Halliburton is hoping that the court will overturn the 1988 ruling in their favor, arguing that “Real-world experience has crippled the theoretical underpinnings of Basic”. The shareholders, on the other hand, argue that “A reversal of Basic v. Levinson would represent the most radical change in the private enforcement of the federal securities law in a generation and would be a severe blow to investors’ rights.”

According to Halliburton, even in a well-developed securities market, “stock prices do not efficiently incorporate all types of information at all times.” Because of this, the energy company argues, shareholders should not be able to sue a company based on price fluctuations alone.


Our Chicago class action and consumer fraud lawyers have been bringing fraud and class action claims for many years. Our Chicago class action attorneys have brought class action cases involving mass consumer product defects, false advertising and failure to honor warranties similar to the claims in this case. We are looking for new class actions or individual consumer cases to pursue involving defective products and other consumer fraud claims. Contact us if you feel you have a claim at our toll free number (877) 990-4990 or filling out an online contact form.

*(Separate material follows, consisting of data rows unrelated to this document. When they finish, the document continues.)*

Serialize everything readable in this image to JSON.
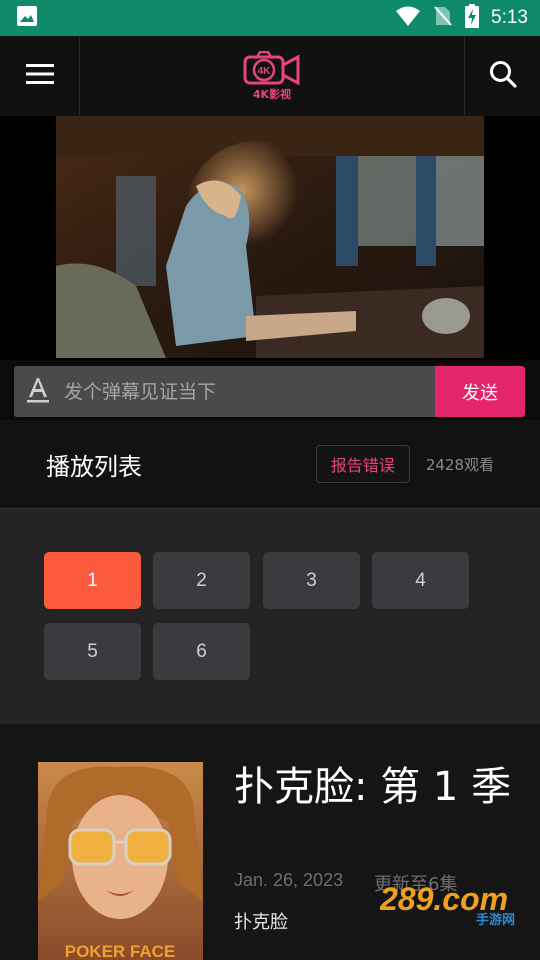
{
  "status_bar": {
    "time": "5:13",
    "icons": [
      "image-icon",
      "wifi-icon",
      "no-sim-icon",
      "battery-charging-icon"
    ]
  },
  "app_bar": {
    "logo_badge": "4K",
    "logo_text": "4K影视",
    "brand_color": "#e8447f",
    "icons": [
      "menu-icon",
      "search-icon"
    ]
  },
  "danmaku": {
    "placeholder": "发个弹幕见证当下",
    "send_label": "发送",
    "icon": "font-a-icon"
  },
  "playlist": {
    "title": "播放列表",
    "report_label": "报告错误",
    "views": "2428观看"
  },
  "episodes": {
    "items": [
      "1",
      "2",
      "3",
      "4",
      "5",
      "6"
    ],
    "active": "1",
    "active_color": "#fb5a3e"
  },
  "show": {
    "title": "扑克脸: 第 1 季",
    "date": "Jan. 26, 2023",
    "update": "更新至6集",
    "subtitle": "扑克脸",
    "poster_text": "POKER FACE"
  },
  "watermark": {
    "text": "289.com",
    "sub": "手游网"
  }
}
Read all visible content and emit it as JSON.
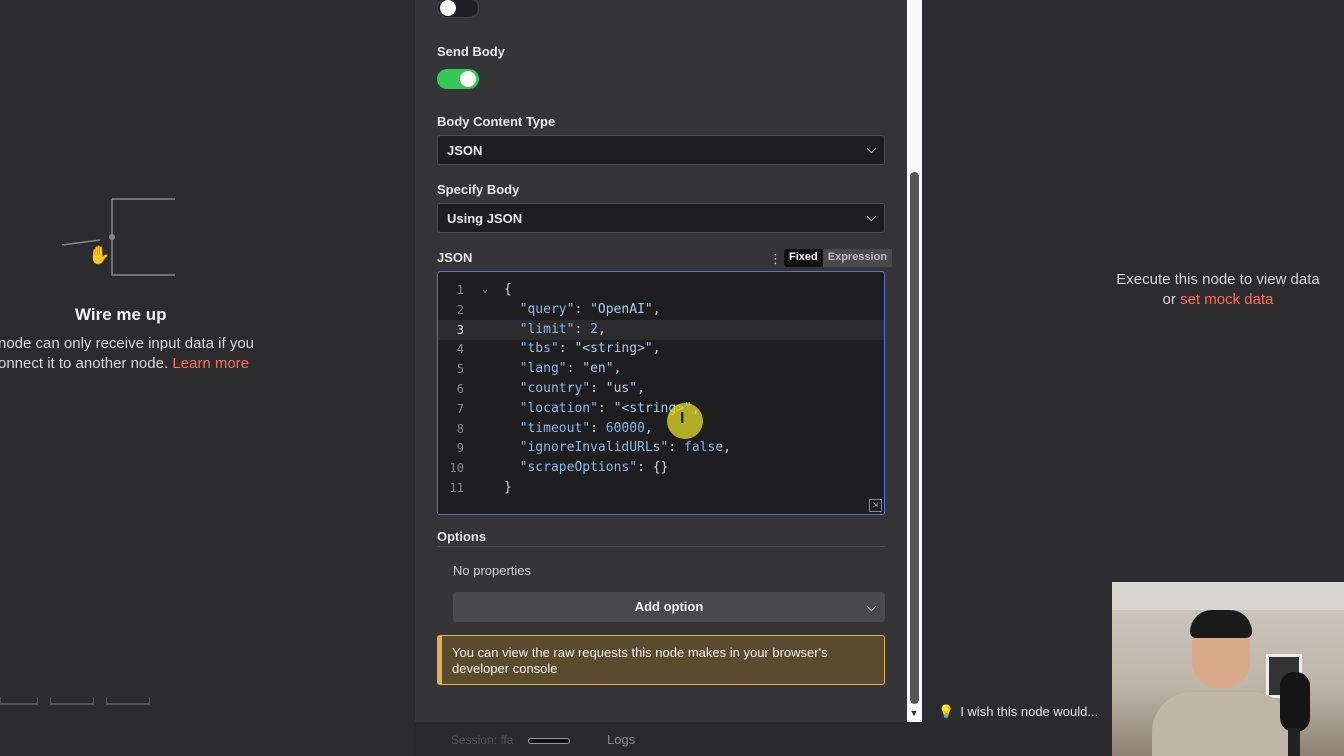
{
  "left": {
    "title": "Wire me up",
    "message": "node can only receive input data if you",
    "message2": "onnect it to another node.",
    "learn_more": "Learn more"
  },
  "params": {
    "send_body_label": "Send Body",
    "body_content_type_label": "Body Content Type",
    "body_content_type_value": "JSON",
    "specify_body_label": "Specify Body",
    "specify_body_value": "Using JSON",
    "json_label": "JSON",
    "mode_fixed": "Fixed",
    "mode_expression": "Expression"
  },
  "json_lines": [
    {
      "n": "1",
      "text": "{"
    },
    {
      "n": "2",
      "key": "\"query\"",
      "value": "\"OpenAI\"",
      "type": "str",
      "trail": ","
    },
    {
      "n": "3",
      "key": "\"limit\"",
      "value": "2",
      "type": "num",
      "trail": ","
    },
    {
      "n": "4",
      "key": "\"tbs\"",
      "value": "\"<string>\"",
      "type": "str",
      "trail": ","
    },
    {
      "n": "5",
      "key": "\"lang\"",
      "value": "\"en\"",
      "type": "str",
      "trail": ","
    },
    {
      "n": "6",
      "key": "\"country\"",
      "value": "\"us\"",
      "type": "str",
      "trail": ","
    },
    {
      "n": "7",
      "key": "\"location\"",
      "value": "\"<string>\"",
      "type": "str",
      "trail": ","
    },
    {
      "n": "8",
      "key": "\"timeout\"",
      "value": "60000",
      "type": "num",
      "trail": ","
    },
    {
      "n": "9",
      "key": "\"ignoreInvalidURLs\"",
      "value": "false",
      "type": "kw",
      "trail": ","
    },
    {
      "n": "10",
      "key": "\"scrapeOptions\"",
      "value": "{}",
      "type": "plain",
      "trail": ""
    },
    {
      "n": "11",
      "text": "}"
    }
  ],
  "options": {
    "title": "Options",
    "empty": "No properties",
    "add_label": "Add option"
  },
  "notice": "You can view the raw requests this node makes in your browser's developer console",
  "right": {
    "message": "Execute this node to view data",
    "or": "or",
    "mock_link": "set mock data",
    "feedback": "I wish this node would..."
  },
  "bottom": {
    "session": "Session: ffa",
    "logs": "Logs"
  },
  "colors": {
    "accent": "#ff6d5a",
    "toggle_on": "#34c759",
    "warning": "#e0b052"
  }
}
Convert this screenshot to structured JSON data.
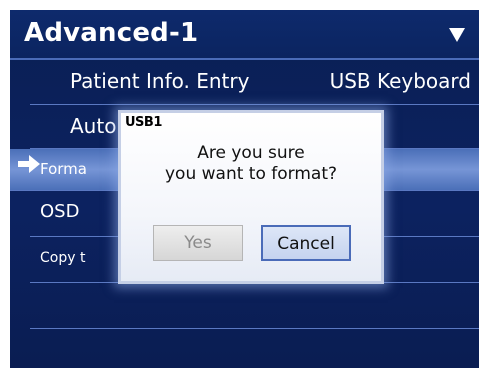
{
  "header": {
    "title": "Advanced-1",
    "dropdown_icon": "triangle-down-icon"
  },
  "menu": {
    "items": [
      {
        "label": "Patient Info. Entry",
        "value": "USB Keyboard"
      },
      {
        "label": "Auto",
        "value": ""
      },
      {
        "label": "Forma",
        "value": "",
        "selected": true,
        "indicator_icon": "arrow-right-icon"
      },
      {
        "label": "OSD",
        "value": ""
      },
      {
        "label": "Copy t",
        "value": ""
      },
      {
        "label": "",
        "value": ""
      },
      {
        "label": "",
        "value": ""
      }
    ]
  },
  "dialog": {
    "title": "USB1",
    "message_line1": "Are you sure",
    "message_line2": "you want to format?",
    "yes_label": "Yes",
    "cancel_label": "Cancel"
  },
  "colors": {
    "background": "#0c2260",
    "selected_row": "#7695d6",
    "divider": "#5a78c2",
    "dialog_border": "#c5cfe6"
  }
}
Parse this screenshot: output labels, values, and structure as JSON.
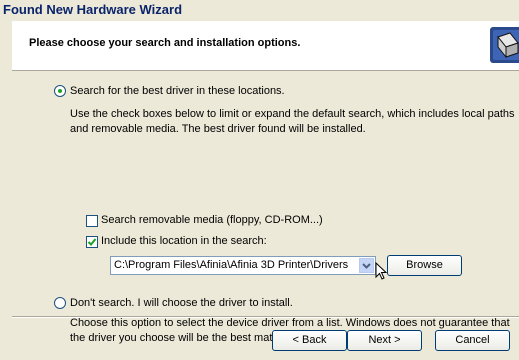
{
  "window": {
    "title": "Found New Hardware Wizard"
  },
  "header": {
    "title": "Please choose your search and installation options.",
    "icon": "hardware-wizard-icon"
  },
  "options": {
    "search": {
      "label": "Search for the best driver in these locations.",
      "description": "Use the check boxes below to limit or expand the default search, which includes local paths and removable media. The best driver found will be installed.",
      "selected": true,
      "removable_media": {
        "label": "Search removable media (floppy, CD-ROM...)",
        "checked": false
      },
      "include_location": {
        "label": "Include this location in the search:",
        "checked": true
      },
      "location_value": "C:\\Program Files\\Afinia\\Afinia 3D Printer\\Drivers",
      "browse_label": "Browse"
    },
    "dont_search": {
      "label": "Don't search. I will choose the driver to install.",
      "description": "Choose this option to select the device driver from a list. Windows does not guarantee that the driver you choose will be the best match for your hardware.",
      "selected": false
    }
  },
  "buttons": {
    "back": "< Back",
    "next": "Next >",
    "cancel": "Cancel"
  },
  "colors": {
    "accent": "#21a121",
    "title": "#0a246a"
  }
}
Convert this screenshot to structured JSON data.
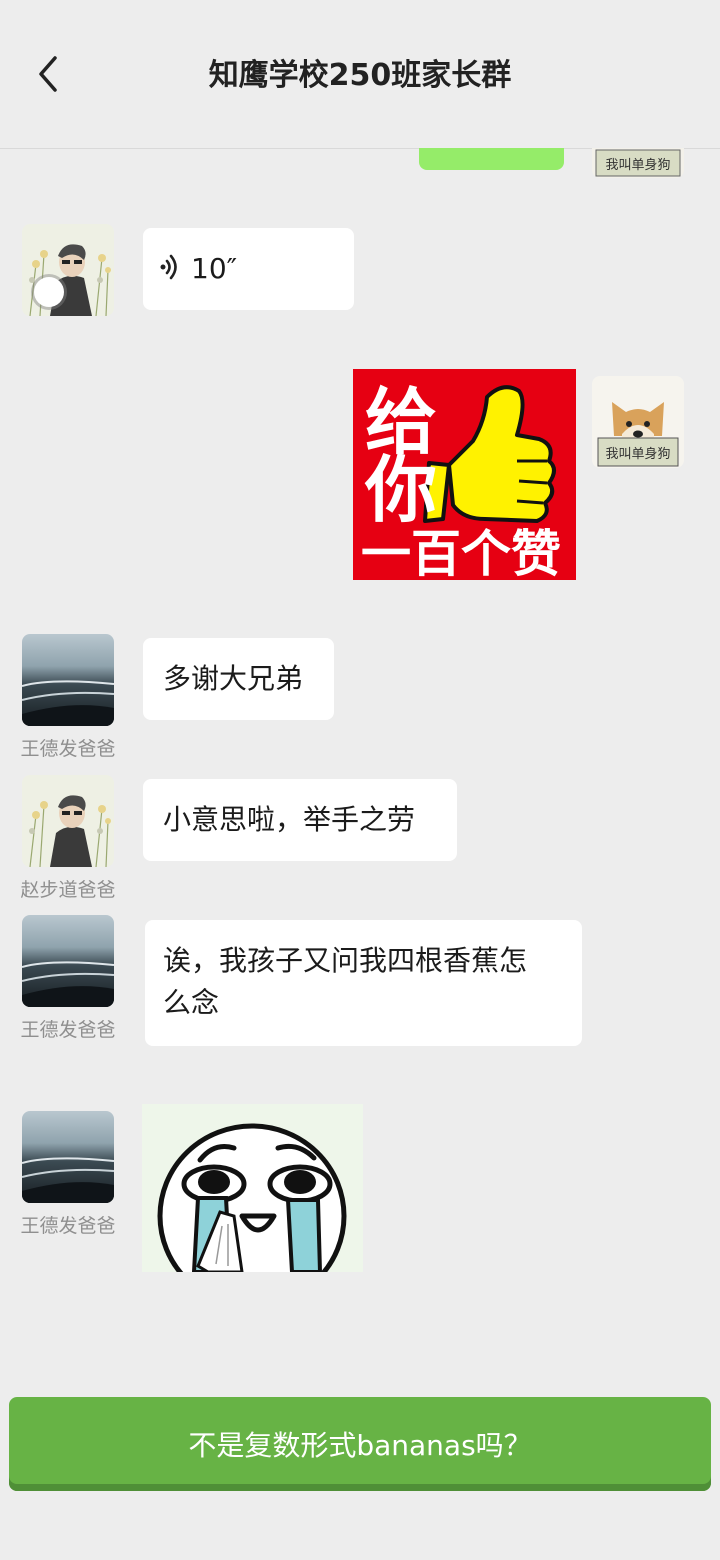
{
  "header": {
    "title": "知鹰学校250班家长群"
  },
  "messages": {
    "voice": {
      "duration": "10″"
    },
    "sticker_thumb": {
      "line1": "给",
      "line2": "你",
      "line3": "一百个赞"
    },
    "msg_thanks": {
      "sender": "王德发爸爸",
      "text": "多谢大兄弟"
    },
    "msg_reply": {
      "sender": "赵步道爸爸",
      "text": "小意思啦，举手之劳"
    },
    "msg_question": {
      "sender": "王德发爸爸",
      "text_line1": "诶，我孩子又问我四根香蕉怎",
      "text_line2": "么念"
    },
    "msg_cry": {
      "sender": "王德发爸爸"
    }
  },
  "avatar_caption": "我叫单身狗",
  "action": {
    "label": "不是复数形式bananas吗？"
  },
  "colors": {
    "background": "#ededed",
    "self_bubble": "#95ec69",
    "action_green": "#67b345",
    "sticker_red": "#e60012"
  }
}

Our Chicago consumer rights private law firm handles individual and class action unfair debt collection and other consumer fraud cases that government agencies and public interest law firms such as the Illinois Attorney General may not pursue. Class action lawsuits our law firm has been involved in or spear-headed have led to substantial awards totaling over a million dollars to organizations including the National Association of Consumer Advocates, the National Consumer Law Center. DiTommaso-Lubin is proud of our achievements in assisting national and local consumer rights organizations obtain the funds needed to ensure that consumers are protected and informed of their rights. By standing up to consumer fraud and consumer rip-offs, and in the right case filing consumer protection lawsuits and class-actions you too can help ensure that other consumers’ rights are protected from consumer rip-offs and unscrupulous or dishonest practices.

Our Aurora and Oak Lawn consumer lawyers provide assistance in fair debt collection, consumer fraud and consumer rights cases including in Illinois and throughout the country. You can look here to see a description of the some of the many individual and class-action consumer cases we have handled. You can contact one of our Illinois consumer protection lawyers who can assist in lemon law, unfair debt collection, wage claims, unpaid overtime and other consumer, consumer fraud or consumer class action cases by filling out the contact form at the side of this blog.